Dataset rows describing interfaces:
------------

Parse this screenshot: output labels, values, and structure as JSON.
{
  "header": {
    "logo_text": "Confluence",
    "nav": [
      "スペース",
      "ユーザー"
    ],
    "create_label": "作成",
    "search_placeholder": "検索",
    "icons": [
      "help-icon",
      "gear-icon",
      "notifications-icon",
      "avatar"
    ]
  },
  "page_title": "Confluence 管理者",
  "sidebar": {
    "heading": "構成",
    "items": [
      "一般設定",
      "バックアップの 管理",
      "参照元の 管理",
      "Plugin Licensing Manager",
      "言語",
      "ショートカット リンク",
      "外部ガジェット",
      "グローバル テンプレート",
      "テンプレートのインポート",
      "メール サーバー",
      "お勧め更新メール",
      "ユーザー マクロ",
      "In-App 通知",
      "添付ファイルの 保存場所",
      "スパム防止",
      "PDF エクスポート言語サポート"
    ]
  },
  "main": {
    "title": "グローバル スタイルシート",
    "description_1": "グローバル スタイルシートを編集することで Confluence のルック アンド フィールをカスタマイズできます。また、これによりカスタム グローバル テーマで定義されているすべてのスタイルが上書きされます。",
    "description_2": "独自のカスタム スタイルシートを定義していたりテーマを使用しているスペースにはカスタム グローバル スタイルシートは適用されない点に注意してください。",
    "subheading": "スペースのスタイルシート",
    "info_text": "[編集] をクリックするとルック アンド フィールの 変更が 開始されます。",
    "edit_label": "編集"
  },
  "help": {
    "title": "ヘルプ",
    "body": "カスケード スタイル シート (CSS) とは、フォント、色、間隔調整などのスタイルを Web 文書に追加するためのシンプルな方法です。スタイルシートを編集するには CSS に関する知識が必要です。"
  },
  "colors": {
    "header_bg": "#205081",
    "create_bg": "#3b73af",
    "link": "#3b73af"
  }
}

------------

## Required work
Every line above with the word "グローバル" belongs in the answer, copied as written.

## Answer space
      "グローバル テンプレート",
    "title": "グローバル スタイルシート",
    "description_1": "グローバル スタイルシートを編集することで Confluence のルック アンド フィールをカスタマイズできます。また、これによりカスタム グローバル テーマで定義されているすべてのスタイルが上書きされます。",
    "description_2": "独自のカスタム スタイルシートを定義していたりテーマを使用しているスペースにはカスタム グローバル スタイルシートは適用されない点に注意してください。",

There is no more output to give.